A majority (79%) of business leaders in Asia Pacific feel that new data insights would lead to new revenue streams, according to the Microsoft Asia Digital Transformation Survey.
The survey also shows that business leaders in the region are showing urgency in embracing the 4th Industrial Revolution, where 80% of them believe that they need to transform to a digital business to enable future growth and yet only 29% said that they have a full digital strategy in place today.
“And yet, it is concerning to see that while there is widespread acknowledgement on the need to transform, they are doing so incrementally,” says Ralph Haupter, President, Microsoft Asia.
“With constant pressure from newer, agile and tech savvy players disrupting across industries in Asia, the transformation of products and new revenue models provides the greatest opportunity for organisations to truly lead rather than be disrupted.
“Leaders need to rethink business models, find new data insights which lead to new revenue streams. And they need to do this by embracing a different way of bringing together people, data, and processes. which create value in a new digital business.”
Technology advancements have ushered in the 4th Industrial Revolution, where cutting-edge technologies such as Internet of Things (IoT), artificial intelligence (AI), advanced data analytics, and mixed reality are powered by cloud computing to create limitless possibilities in transforming the way people work, live and play.
This revolution, together with rapid urbanization, emergence of the millennial workforce and a fragile global economic climate, is ushering societal and economic changes at an unprecedented pace.
Even as majority of business leaders are aware of the urgent need to transform digitally to address the changing business climate, the study found that the transformation journey for most organizations in Asia is still at its infancy.

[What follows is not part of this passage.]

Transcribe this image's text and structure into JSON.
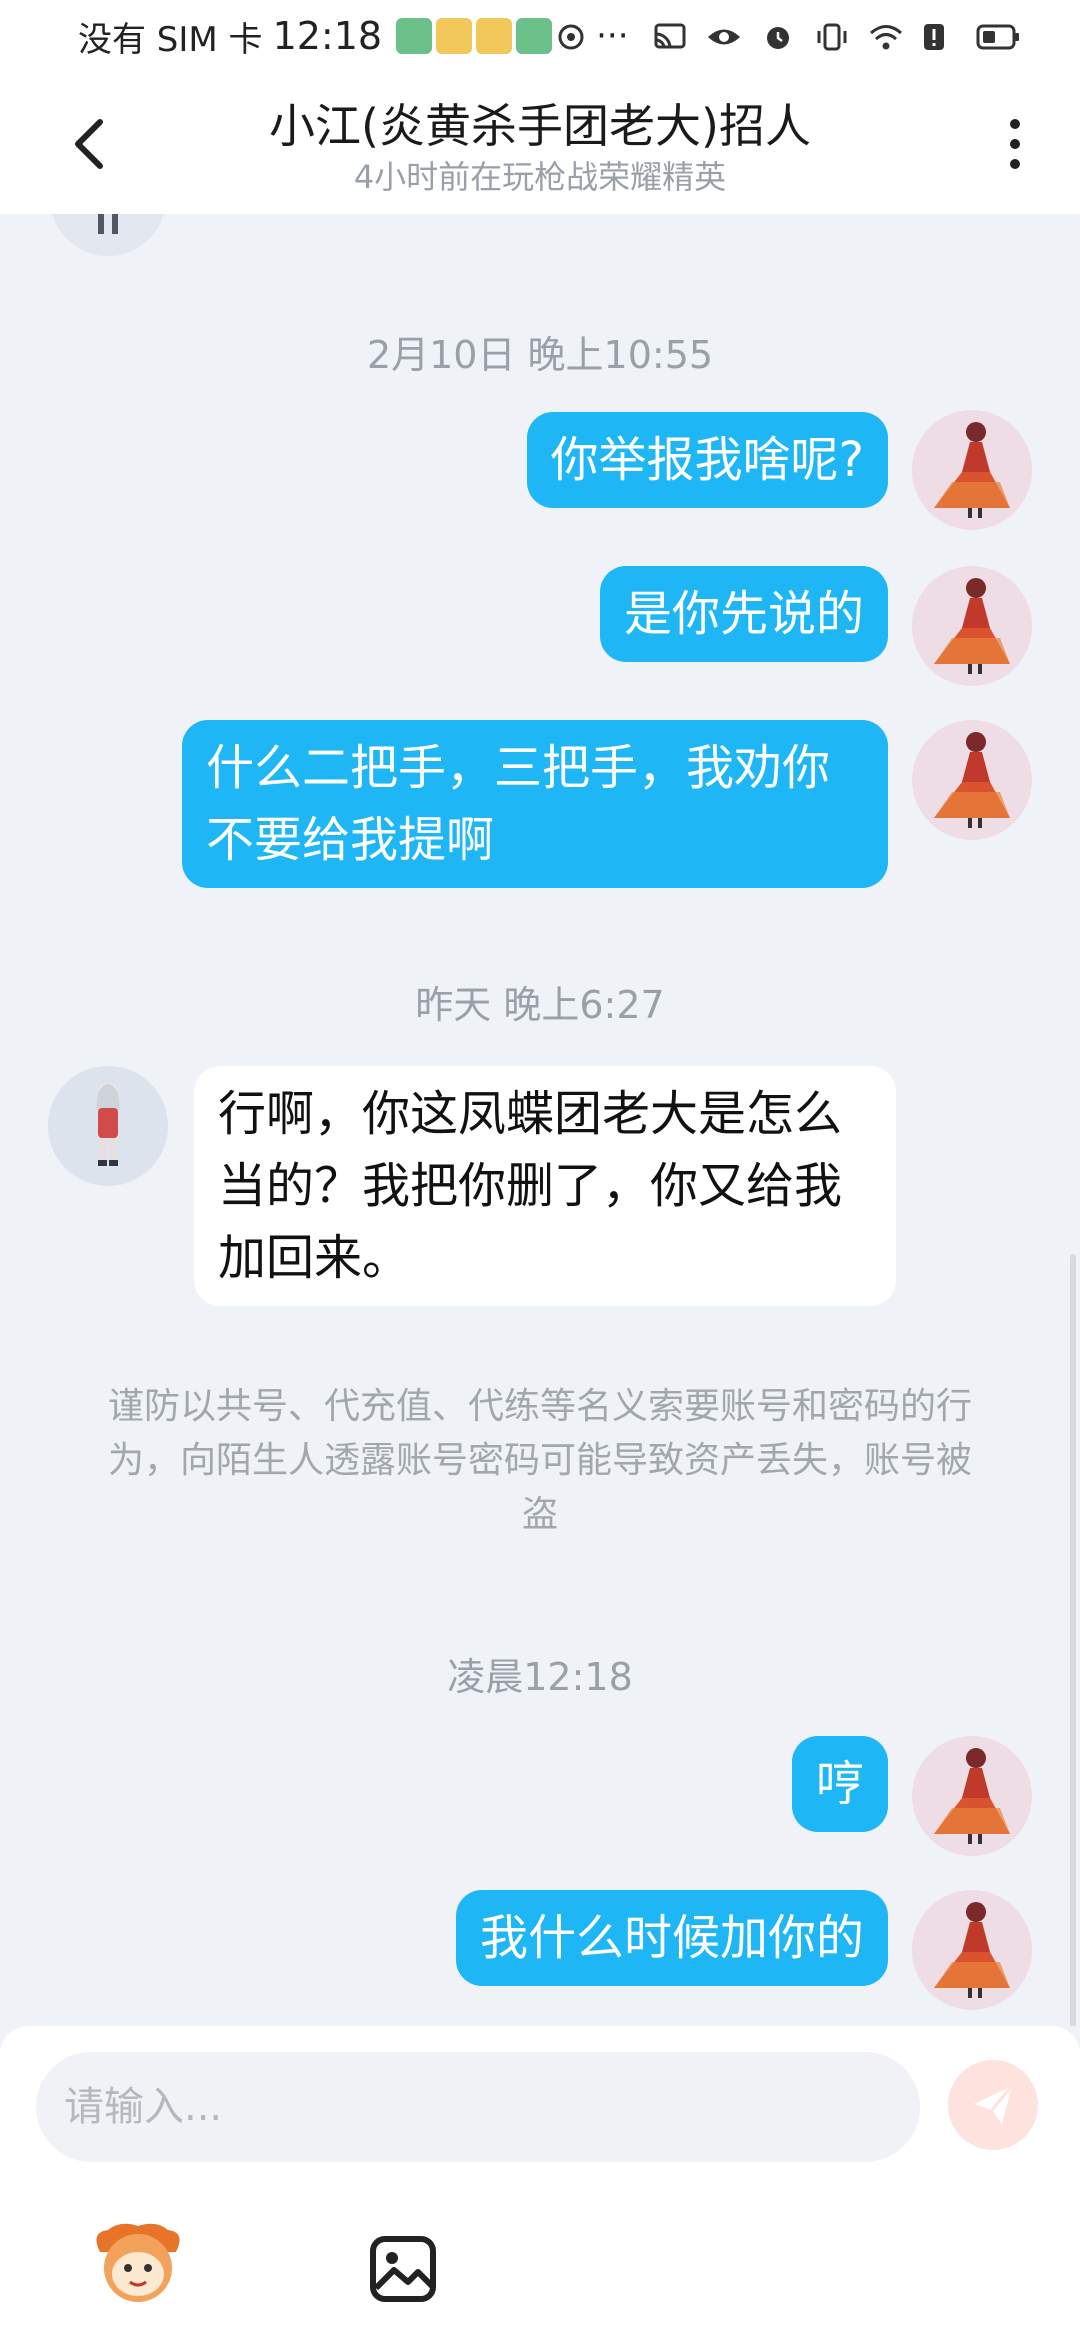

In fact, only 29% of business leaders have a full digital transformation strategy and less than half (49%) are in progress with specific digital transformation initiatives for selected parts of their business. 22% still have very limited or no strategy in place.
Emerging Technologies in Demand
Cloud computing and the decreasing cost of devices have made it more affordable for companies of any sizes to transform digitally, according to 81% of business leaders surveyed. Majority of business leaders (78%) regarded cloud computing as essential in their digital transformation strategy.
In the next 12 to 18 months, business leaders in Asia Pacific are interested to explore a range of emerging technologies to accelerate and achieve digital transformation. The top five technologies identified by business leaders as being relevant to them are:
- Artificial intelligence: Intelligent machines or software that are able to learn and perform tasks independently. Examples include robots, chatbots and self-driving cars;
- Internet of Things (IoT): Network of sensors embedded into devices that can collect data or be remotely controlled. Examples include smart buildings, cars and home devices;
- Wearable technologies: Advanced computing and electronic technologies that are embedded into clothing, devices or bodies. Examples include smart watches and fitness trackers;
- Quantum computing: Next-generation computers using different computation systems to solve data equations much faster than traditional computers
- Virtual/ augmented/ mixed reality: Technologies enabling the merging of real and virtual worlds into new and immersive experiences. Examples include Microsoft HoloLens, Oculus Rift, and 3D video gaming.
Barriers to Digital Transformation in Asia Pacific
While there is no doubt that digital transformation will bring significant benefits for both businesses and employees, the path to digital transformation has been slow, given that only 29% have a full digital strategy in place.
Increasing security threats in today’s digital economies is real and cannot be ignored. There is a continued perception among business leaders that the cloud is less secure. However, they may be less privy to the advances being made in the cloud on security and privacy and need more exposure on how, with the current threat environment, it will be safer being in the cloud than relying on tradition forms of IT. In fact, a recent Microsoft Asia Pacific survey of 1,200 IT leaders conducted in September 2016 found that 87% believe that in the longer term, the cloud will be safer.
“People don’t use technology that they don’t trust. This is a golden rule that applies to organisations and individuals alike as we live in a mobile-first and cloud-first world. Ensuring security, privacy, and compliance are key to enabling businesses to carry out digital transformation with confidence. With the rise of mobile workers introducing new devices, apps, and data into organisations today, protecting sensitive company data requires a new and integrated approach,” said Haupter.